Before attending MMSY Program, I had already participated in several events this summer. I was in a production of Curtains at Broadway Workshop’s Children’s Musical Theater Festival program, New York Live Arts Center. In addition, I volunteered at the McCarton School, a school for autistic children in elementary through high school.

I have a large range of interests so my goal for this summer was to combine all of them and do a variety of programs.

In addition, before starting MMSY, Director told me about the United Nations’ campaign for International Youth Day this year: “Mental Health Matters.” I decided to submit a video to the campaign. The whole goal behind the campaign is to eliminate this stigma that our modern society has towards individuals who have mental health conditions.

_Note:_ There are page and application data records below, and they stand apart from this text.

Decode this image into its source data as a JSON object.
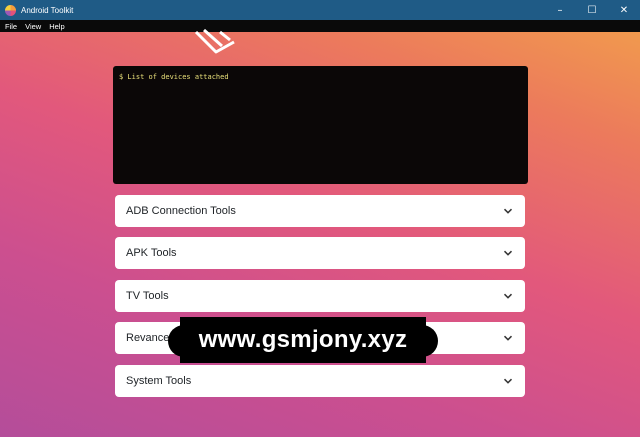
{
  "window": {
    "title": "Android Toolkit",
    "controls": {
      "minimize": "–",
      "maximize": "☐",
      "close": "✕"
    }
  },
  "menu": {
    "items": [
      {
        "label": "File"
      },
      {
        "label": "View"
      },
      {
        "label": "Help"
      }
    ]
  },
  "terminal": {
    "output": "$ List of devices attached",
    "text_color": "#e9e07a",
    "background": "#0b0707"
  },
  "accordion": {
    "items": [
      {
        "label": "ADB Connection Tools"
      },
      {
        "label": "APK Tools"
      },
      {
        "label": "TV Tools"
      },
      {
        "label": "Revanced"
      },
      {
        "label": "System Tools"
      }
    ]
  },
  "watermark": {
    "text": "www.gsmjony.xyz"
  },
  "icons": {
    "app": "android-toolkit-app-icon",
    "chevron": "chevron-down-icon",
    "logo": "toolkit-logo-icon"
  },
  "colors": {
    "titlebar": "#1f5b86",
    "menubar": "#0a0a0a",
    "gradient_top": "#f2a24a",
    "gradient_bottom": "#b44d9a"
  }
}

Oftentimes, teenagers feel that their feelings are not justified, or that they’re not normal for feeling conflicted. But the reality is that so many kids experience a form of anxiety and stress during their adolescence; we can all relate and help one another remain strong. I also was honored to be selected to speak at the Youth Assembly about my video project.

What drew me to apply for the MMSY Program was that I love public speaking, history, and learning about new cultures. From its description, I thought that the MMSY Program would enable me to learn more about these topics. I had always had an interest in the United Nations. In history classes in high school, you are primarily learning about conflicts, wars, and governments. And since the United Nations is not a government, it was rarely ever mentioned.  I really didn’t know much about the United Nations, except for the fact that it served as a sort of “mediator” for 193 countries. To me, that was pretty embarrassing that I knew so little about an organization that had one of its headquarters in my home city.

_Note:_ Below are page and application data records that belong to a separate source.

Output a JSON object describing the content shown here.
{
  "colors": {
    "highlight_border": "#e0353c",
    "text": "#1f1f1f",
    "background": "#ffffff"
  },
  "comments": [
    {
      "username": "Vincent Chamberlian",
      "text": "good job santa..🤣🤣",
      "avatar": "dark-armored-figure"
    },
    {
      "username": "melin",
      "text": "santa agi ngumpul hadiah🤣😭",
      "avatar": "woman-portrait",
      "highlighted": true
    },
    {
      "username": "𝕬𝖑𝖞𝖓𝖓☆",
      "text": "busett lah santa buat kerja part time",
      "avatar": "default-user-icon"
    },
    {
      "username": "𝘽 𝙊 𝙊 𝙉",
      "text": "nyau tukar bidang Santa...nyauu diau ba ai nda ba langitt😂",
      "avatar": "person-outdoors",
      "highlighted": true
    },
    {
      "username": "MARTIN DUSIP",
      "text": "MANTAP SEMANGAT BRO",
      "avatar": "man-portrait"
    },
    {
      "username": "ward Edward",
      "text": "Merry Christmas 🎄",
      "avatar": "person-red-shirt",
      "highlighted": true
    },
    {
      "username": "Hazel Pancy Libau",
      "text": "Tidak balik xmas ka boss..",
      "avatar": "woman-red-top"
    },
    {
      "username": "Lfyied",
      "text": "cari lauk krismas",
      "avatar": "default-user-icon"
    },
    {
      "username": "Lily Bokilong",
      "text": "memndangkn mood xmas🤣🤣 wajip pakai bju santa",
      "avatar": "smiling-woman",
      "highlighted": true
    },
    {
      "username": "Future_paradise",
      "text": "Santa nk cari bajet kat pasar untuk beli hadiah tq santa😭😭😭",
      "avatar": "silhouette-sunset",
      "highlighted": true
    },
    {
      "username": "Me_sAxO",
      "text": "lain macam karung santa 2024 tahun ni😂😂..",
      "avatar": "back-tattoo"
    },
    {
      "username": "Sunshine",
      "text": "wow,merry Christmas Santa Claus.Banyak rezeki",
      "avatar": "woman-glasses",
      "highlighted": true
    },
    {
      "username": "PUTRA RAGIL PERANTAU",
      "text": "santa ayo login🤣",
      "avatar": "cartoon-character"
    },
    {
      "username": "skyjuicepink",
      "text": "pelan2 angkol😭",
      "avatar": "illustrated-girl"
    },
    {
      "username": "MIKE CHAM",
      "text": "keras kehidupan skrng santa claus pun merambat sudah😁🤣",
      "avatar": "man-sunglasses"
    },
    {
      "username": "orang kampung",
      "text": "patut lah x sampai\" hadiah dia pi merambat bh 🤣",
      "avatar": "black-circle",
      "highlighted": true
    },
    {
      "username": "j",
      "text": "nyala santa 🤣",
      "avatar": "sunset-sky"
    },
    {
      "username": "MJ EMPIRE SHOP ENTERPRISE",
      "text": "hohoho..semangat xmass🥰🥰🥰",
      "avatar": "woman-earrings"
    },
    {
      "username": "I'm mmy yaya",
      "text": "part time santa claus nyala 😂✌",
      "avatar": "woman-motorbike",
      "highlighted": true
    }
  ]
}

I have learned a variety of lessons by attending MMSY Program. I would say most significantly, I learned that we should celebrate our cultural similarities along with our differences. Although it is important to be proud of our cultures and proud of what makes us different from others, oftentimes we forget that our similarities are just as important. When we walk into a room, immediately we have preconceived notions about the people around us based on how different they seem from us, but we are unaware of how similar another individual’s culture is to our own. Therefore I learned from MMSY  Program that it is important to approach any situation with an open mind and to ask questions rather than make assumptions.  

I learned that it is important to develop an understanding of other cultures for so many different reasons. Specifically, if one is interested in a career in politics or if an individual wants to work at the United Nations, one needs to be able to relate to people and fully understand their conflicts and their opinions, and the way to do this is to learn about their cultural background, and where their ideas originated. When trying to combat any form of discrimination, it is necessary to understand both sides of the situation of the groups of peoples who are in conflict with one another. Being educated about other cultures is important not only for people pursuing career paths in these designated areas, but also it is relevant for everyone.

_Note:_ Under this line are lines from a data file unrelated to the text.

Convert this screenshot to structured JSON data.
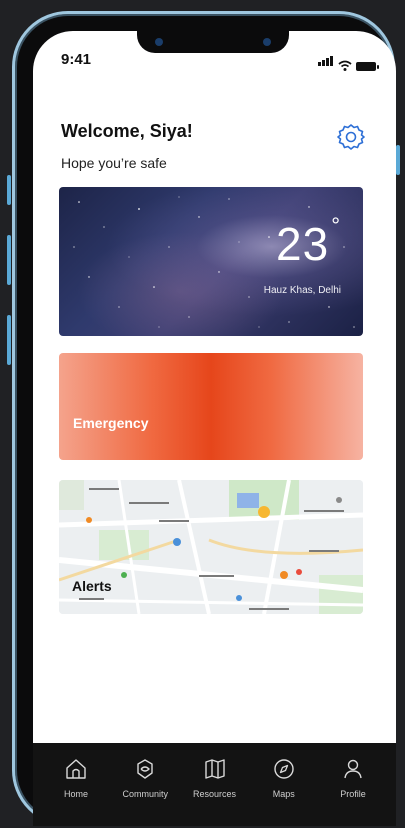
{
  "status": {
    "time": "9:41"
  },
  "header": {
    "welcome": "Welcome, Siya!",
    "subtitle": "Hope you’re safe",
    "settings_icon": "settings-gear-icon"
  },
  "weather": {
    "temperature": "23",
    "unit": "°",
    "location": "Hauz Khas, Delhi"
  },
  "emergency": {
    "label": "Emergency"
  },
  "map": {
    "label": "Alerts"
  },
  "tabbar": {
    "items": [
      {
        "label": "Home",
        "icon": "home-icon"
      },
      {
        "label": "Community",
        "icon": "community-icon"
      },
      {
        "label": "Resources",
        "icon": "map-book-icon"
      },
      {
        "label": "Maps",
        "icon": "compass-icon"
      },
      {
        "label": "Profile",
        "icon": "profile-icon"
      }
    ]
  },
  "colors": {
    "accent": "#2d6fd6",
    "emergency": "#e6461b",
    "frame": "#9fc7df",
    "tabbar": "#131313"
  }
}
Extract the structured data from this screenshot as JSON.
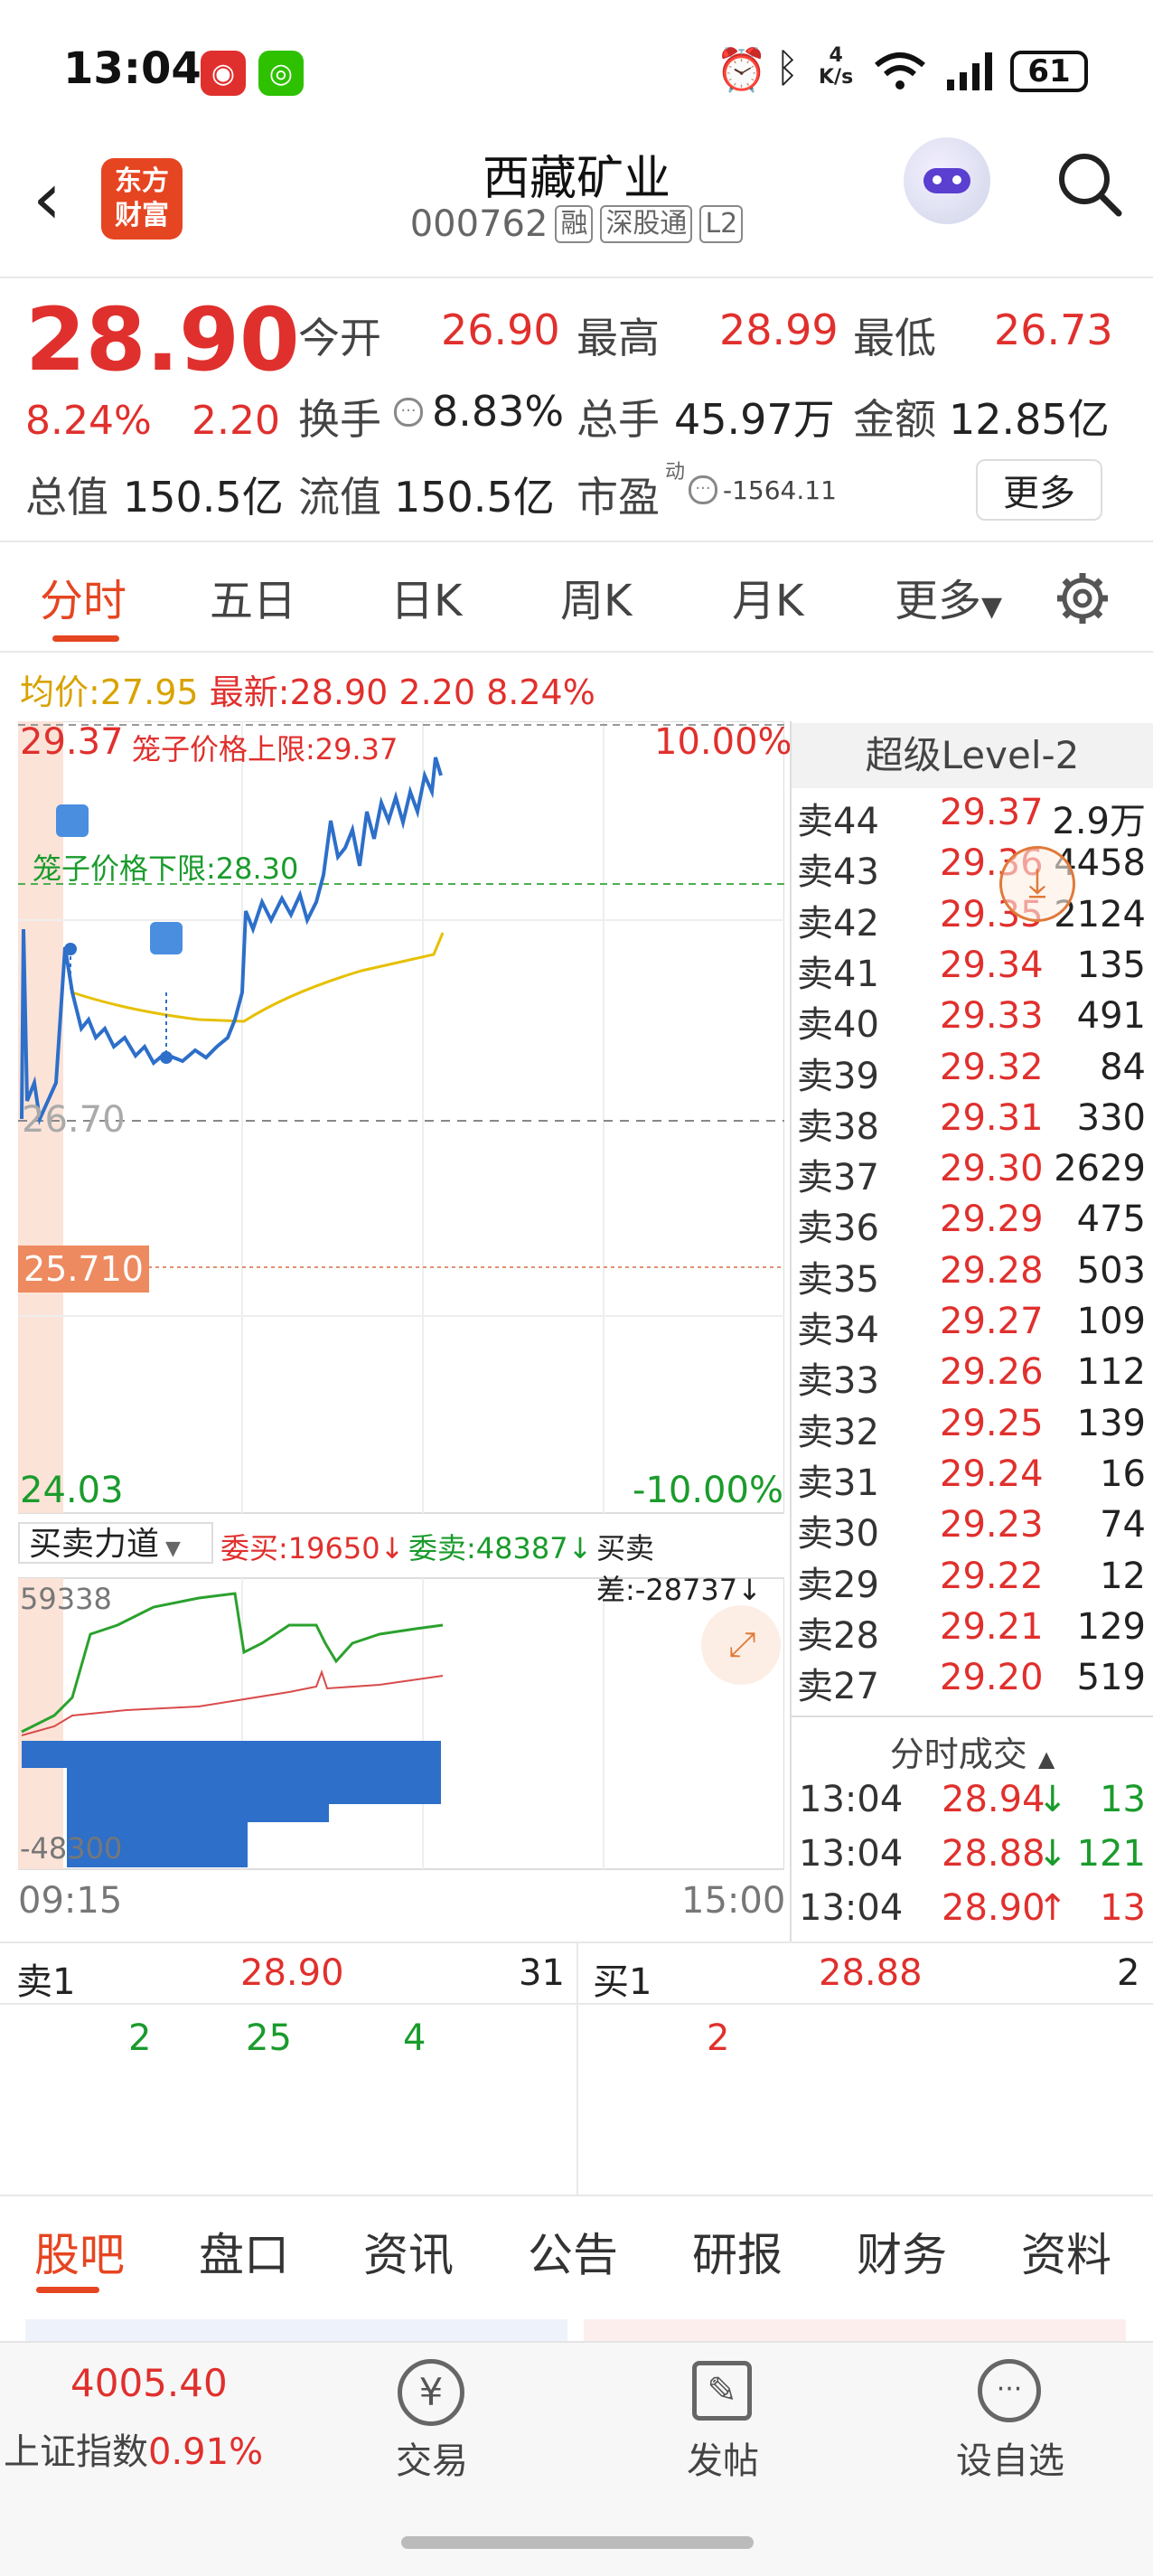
{
  "status_bar": {
    "time": "13:04",
    "network_speed_top": "4",
    "network_speed_bottom": "K/s",
    "battery": "61"
  },
  "header": {
    "title": "西藏矿业",
    "code": "000762",
    "tags": [
      "融",
      "深股通",
      "L2"
    ],
    "logo_line1": "东方",
    "logo_line2": "财富"
  },
  "quote": {
    "price": "28.90",
    "change_pct": "8.24%",
    "change": "2.20",
    "open_label": "今开",
    "open": "26.90",
    "high_label": "最高",
    "high": "28.99",
    "low_label": "最低",
    "low": "26.73",
    "turnover_label": "换手",
    "turnover": "8.83%",
    "volume_label": "总手",
    "volume": "45.97万",
    "amount_label": "金额",
    "amount": "12.85亿",
    "mcap_label": "总值",
    "mcap": "150.5亿",
    "float_label": "流值",
    "float": "150.5亿",
    "pe_label": "市盈",
    "pe_sup": "动",
    "pe": "-1564.11",
    "more": "更多"
  },
  "tabs": [
    "分时",
    "五日",
    "日K",
    "周K",
    "月K",
    "更多"
  ],
  "info_line": {
    "avg_label": "均价:",
    "avg": "27.95",
    "latest_label": "最新:",
    "latest": "28.90",
    "change": "2.20",
    "pct": "8.24%"
  },
  "chart": {
    "top_price": "29.37",
    "top_pct": "10.00%",
    "upper_limit": "笼子价格上限:29.37",
    "lower_limit": "笼子价格下限:28.30",
    "mid_price": "26.70",
    "ref_price": "25.710",
    "bottom_price": "24.03",
    "bottom_pct": "-10.00%",
    "indicator_label": "买卖力道",
    "bid_label": "委买:19650",
    "ask_label": "委卖:48387",
    "diff_label": "买卖差:-28737",
    "sub_top": "59338",
    "sub_bottom": "-48300",
    "time_start": "09:15",
    "time_end": "15:00"
  },
  "level2": {
    "title": "超级Level-2",
    "asks": [
      {
        "label": "卖44",
        "price": "29.37",
        "vol": "2.9万"
      },
      {
        "label": "卖43",
        "price": "29.36",
        "vol": "4458"
      },
      {
        "label": "卖42",
        "price": "29.35",
        "vol": "2124"
      },
      {
        "label": "卖41",
        "price": "29.34",
        "vol": "135"
      },
      {
        "label": "卖40",
        "price": "29.33",
        "vol": "491"
      },
      {
        "label": "卖39",
        "price": "29.32",
        "vol": "84"
      },
      {
        "label": "卖38",
        "price": "29.31",
        "vol": "330"
      },
      {
        "label": "卖37",
        "price": "29.30",
        "vol": "2629"
      },
      {
        "label": "卖36",
        "price": "29.29",
        "vol": "475"
      },
      {
        "label": "卖35",
        "price": "29.28",
        "vol": "503"
      },
      {
        "label": "卖34",
        "price": "29.27",
        "vol": "109"
      },
      {
        "label": "卖33",
        "price": "29.26",
        "vol": "112"
      },
      {
        "label": "卖32",
        "price": "29.25",
        "vol": "139"
      },
      {
        "label": "卖31",
        "price": "29.24",
        "vol": "16"
      },
      {
        "label": "卖30",
        "price": "29.23",
        "vol": "74"
      },
      {
        "label": "卖29",
        "price": "29.22",
        "vol": "12"
      },
      {
        "label": "卖28",
        "price": "29.21",
        "vol": "129"
      },
      {
        "label": "卖27",
        "price": "29.20",
        "vol": "519"
      }
    ],
    "trades_title": "分时成交",
    "trades": [
      {
        "time": "13:04",
        "price": "28.94",
        "dir": "↓",
        "vol": "13"
      },
      {
        "time": "13:04",
        "price": "28.88",
        "dir": "↓",
        "vol": "121"
      },
      {
        "time": "13:04",
        "price": "28.90",
        "dir": "↑",
        "vol": "13"
      }
    ]
  },
  "order_queue": {
    "sell1_label": "卖1",
    "sell1_price": "28.90",
    "sell1_vol": "31",
    "buy1_label": "买1",
    "buy1_price": "28.88",
    "buy1_vol": "2",
    "sell_queue": [
      "2",
      "25",
      "4"
    ],
    "buy_queue": [
      "2"
    ]
  },
  "bottom_tabs": [
    "股吧",
    "盘口",
    "资讯",
    "公告",
    "研报",
    "财务",
    "资料"
  ],
  "bottom_nav": {
    "index_value": "4005.40",
    "index_name": "上证指数",
    "index_pct": "0.91%",
    "trade": "交易",
    "post": "发帖",
    "watch": "设自选"
  }
}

Education is key to establishing the United Nations’ ultimate goal of global peace, which is why so many organizations of the UN focus heavily on education. If everyone were educated about cultures other than their own, they would be much less likely to discriminate against people belonging to different cultures.

So in terms of how I will apply what I have learned from MMSYP to my life, I will continue to focus on the similarities I have with others rather than our differences. This can be rather difficult considering the fact that as humans, our brains organize ideas and people by grouping them, emphasizing the differences between groups. But throughout my life I will strive to find what is similar in other cultures to mine. And most importantly, I will educate others to be open-minded and accepting individuals. 

 

 

 

ALL human beings are born FREE and EQUAL in dignity and rights. 

-Universal Declaration of Human Rights